The flux of extraterrestrial matter to Earth as recorded in Paleogene and Middle Ordovician marine sediments
This thesis aims at reconstructing events in the solar system, mainly collisional events in the asteroid belt, by searches for extraterrestrial minerals in Paleogene and Middle Ordovician marine sediments on Earth. Recent empirical evidence show that Earth has experienced a few brief periods during the Phanerozoic when the flux of extraterrestrial matter significantly increased. The most prominent of these occurred at approximately 470 Ma, as a consequence of the massive break-up of the L-chondrite parent body in the asteroid belt. The finds of more than 87 fossil L chondritic meteorites (Ø = 1-21 cm) in mid-Ordovician strata at Thorsberg, Kinnekulle, give testimony to the spectacular flux of meteorites that followed the break-up event. The fossil meteorites are almost completely pseudomorphed, with the exception of chromite, an exceptionally resistant accessory mineral (~0.25 wt%) in ordinary chondrites. Extraterrestrial chromite (EC) is distributed in the immediate surrounding limestones beds of the fossil L chondrites, indicating that most meteorites that reached the sea floor were dissolved, dispersing the EC grains in the contiguous sediments. The distribution of EC has previously been studied at mid- Ordovician sections in Sweden. The goals of this thesis are threefold: (1) establish the normal background distribution of EC to corroborate the extraordinary circumstances recorded during the mid-Ordovician; (2) investigate the global pattern of the EC distribution during the mid-Ordovician, by studying a remote site; (3) study variations in the marine osmium isotope (187Os/188Os) record across the EC-rich interval at Hällekis, Kinnekulle. The Paleogene marine sediments at Gubbio and Massignano, Italy, were analysed for EC content, yielding 7 EC in a total of 377 kg whole-rock (0.019 EC kg-1). This result is very similar to previously studied mid-Ordovician strata, forming prior to the L-chondritic breaking event, in Sweden and China (0.009-0.013 EC kg-1). In addition, the low EC content at Massignano contradicts a proposed ordinary (L) chondritic meteorite shower in the late Eocene.

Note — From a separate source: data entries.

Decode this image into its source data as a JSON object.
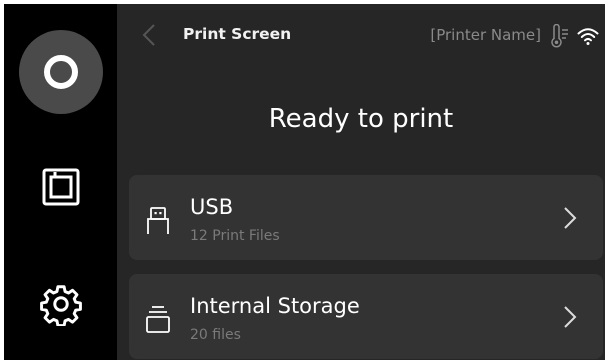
{
  "sidebar": {
    "items": [
      {
        "icon": "home-ring-icon"
      },
      {
        "icon": "storage-icon"
      },
      {
        "icon": "gear-icon"
      }
    ]
  },
  "topbar": {
    "back_icon": "chevron-left-icon",
    "title": "Print Screen",
    "printer_name": "[Printer Name]",
    "status_icons": [
      "thermometer-icon",
      "wifi-icon"
    ]
  },
  "main": {
    "heading": "Ready to print",
    "sources": [
      {
        "label": "USB",
        "subtitle": "12 Print Files",
        "icon": "usb-icon"
      },
      {
        "label": "Internal Storage",
        "subtitle": "20 files",
        "icon": "internal-storage-icon"
      }
    ]
  },
  "colors": {
    "sidebar_bg": "#000000",
    "main_bg": "#262626",
    "card_bg": "#333333",
    "home_button_bg": "#4a4a4a",
    "text_primary": "#ffffff",
    "text_secondary": "#7a7a7a"
  }
}
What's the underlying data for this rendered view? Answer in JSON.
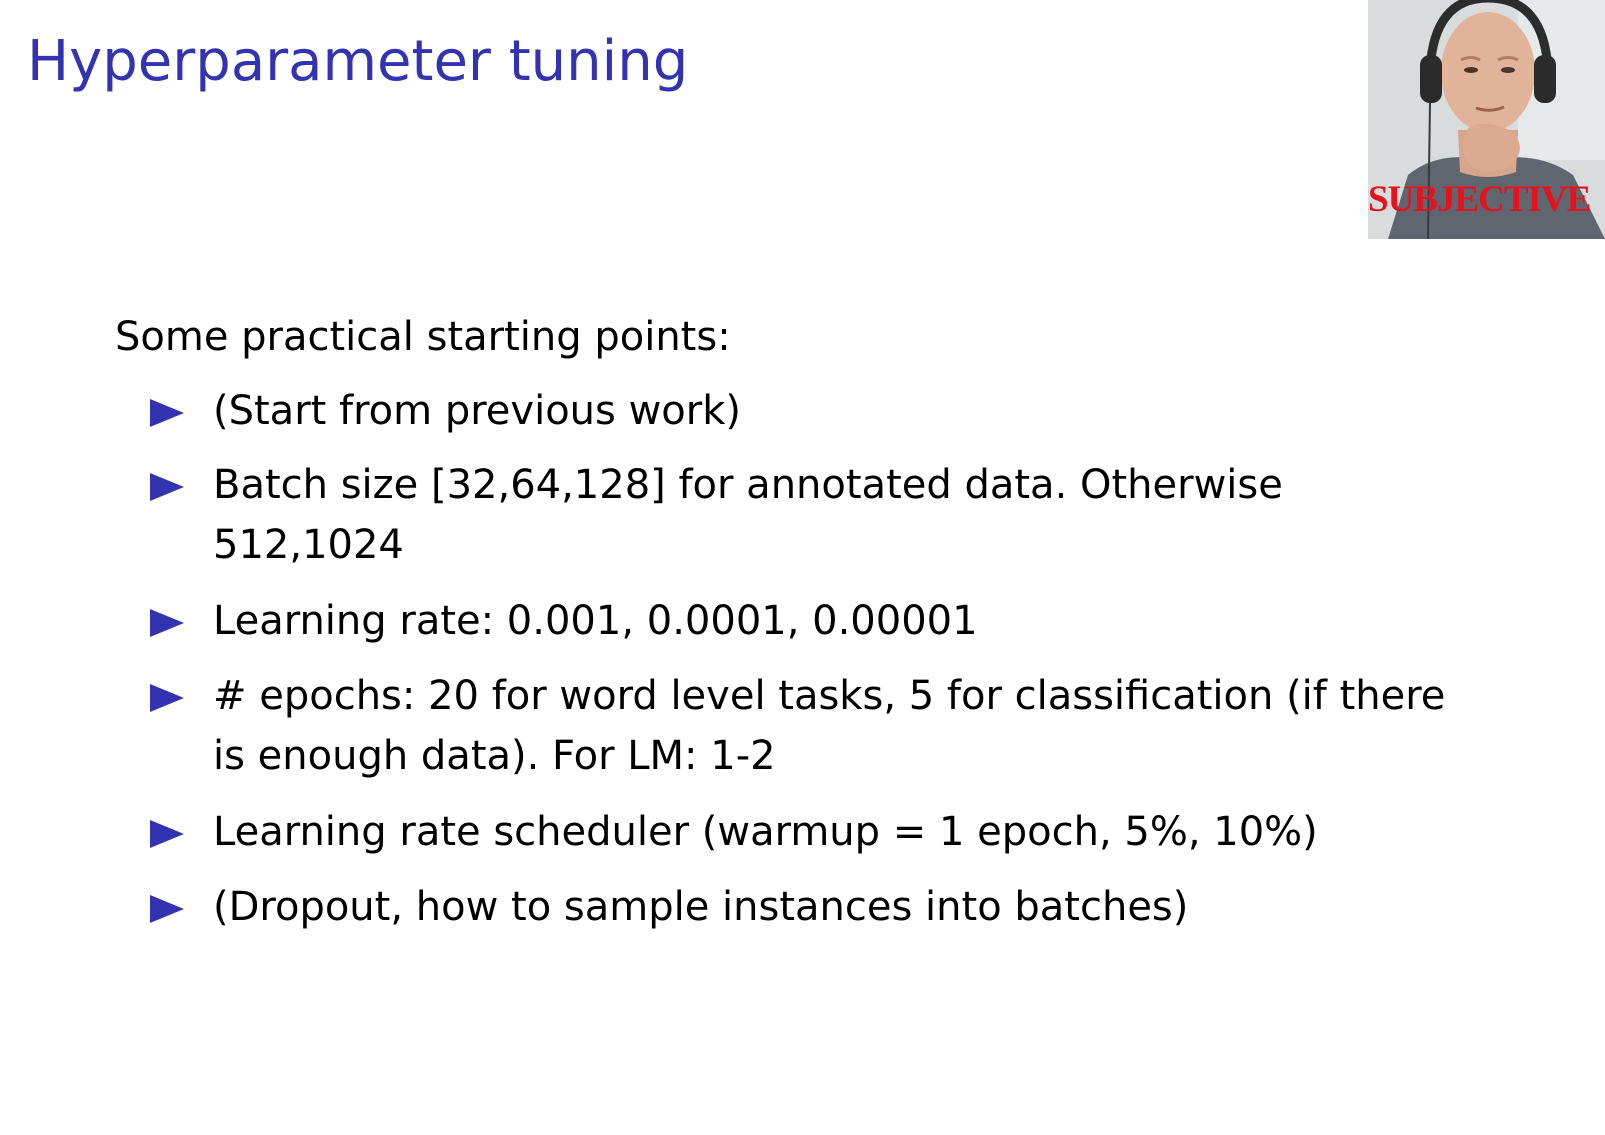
{
  "slide": {
    "title": "Hyperparameter tuning",
    "intro": "Some practical starting points:",
    "bullets": [
      {
        "line1": "(Start from previous work)",
        "line2": ""
      },
      {
        "line1": "Batch size [32,64,128] for annotated data.  Otherwise",
        "line2": "512,1024"
      },
      {
        "line1": "Learning rate:  0.001, 0.0001, 0.00001",
        "line2": ""
      },
      {
        "line1": "# epochs:  20 for word level tasks, 5 for classification (if there",
        "line2": "is enough data).  For LM: 1-2"
      },
      {
        "line1": "Learning rate scheduler (warmup = 1 epoch, 5%, 10%)",
        "line2": ""
      },
      {
        "line1": "(Dropout, how to sample instances into batches)",
        "line2": ""
      }
    ]
  },
  "webcam": {
    "label": "SUBJECTIVE"
  },
  "colors": {
    "title": "#3333b2",
    "bullet_marker": "#3333b2",
    "webcam_label": "#e8101a"
  }
}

The general trend in the distribution of sediment-dispersed EC in Swedish strata during the mid-Ordovician has been reproduced in the coeval stratigraphic interval at Puxi River, central China. At this time, the Chinese section was positioned at mid-latitudes on the southern hemisphere, a few 1000 km east of the Swedish sites. The EC-rich interval at Puxi typically has 1-4 EC grains per kg rock, equivalent to previous results for coeval Swedish limestone. Consequently, a global correlation has been established for the EC distribution across the Arenig-Llanvirn transition. A close temporal correlation has also been suggested for the main phase of the Great Ordovician Biodiversification Event and the disruption of the L-chondrite parent body at ~470 Ma, based on bed-by-bed records of EC, 187Os/188Os and invertebrate fossils in Middle Ordovician sediments in Baltoscandia and China. The intense species radiation and level of change in biodiversity of this event changed the biological composition of the Earth’s oceans forever. The causes of the event remain elusive, although influences of extraterrestrial origin cannot be excluded, and further studies are warranted. At Hällekis, the first appearance of common EC grains is marked by a negative 187Os/188Os excursion in the strata, verifying an increased influence of unradiogenic osmium. This source is most likely extraterrestrial in origin, as corroborated by stable strontium isotope ratios from late Arenig to early Llanvirn. In all, 665 kg of Paleogene and Middle Ordovician sediments from Italy and China has been searched for EC grains in this thesis work. The composite background material from the Italian and Chinese sections represents 487 kg of rock, and yielded only 8 EC altogether. The EC-rich Ordovician interval, representing the sequential L. variabilis, Y. crassus and M. hagetiana conodont zones, yielded a total of 290 EC grains in 178 kg of limestone, signifying an average 1.63 EC per kg rock. This clearly shows a two orders-of-magnitude increase in the flux of L-chondritic matter during the mid-Ordovician. In conclusion, the largest documented break-up event in the asteroid belt has left a prominent signature in the coeval sediments on Earth, and this thesis corroborates the significance and global consequences of this event.
Source Type:Doctoral Dissertation
Keywords:NATURAL SCIENCES; Earth sciences; sediment-disperesed; L-chondite; chromite; break-up event; Arenig-Llanvirn
Date of Publication:01/01/2009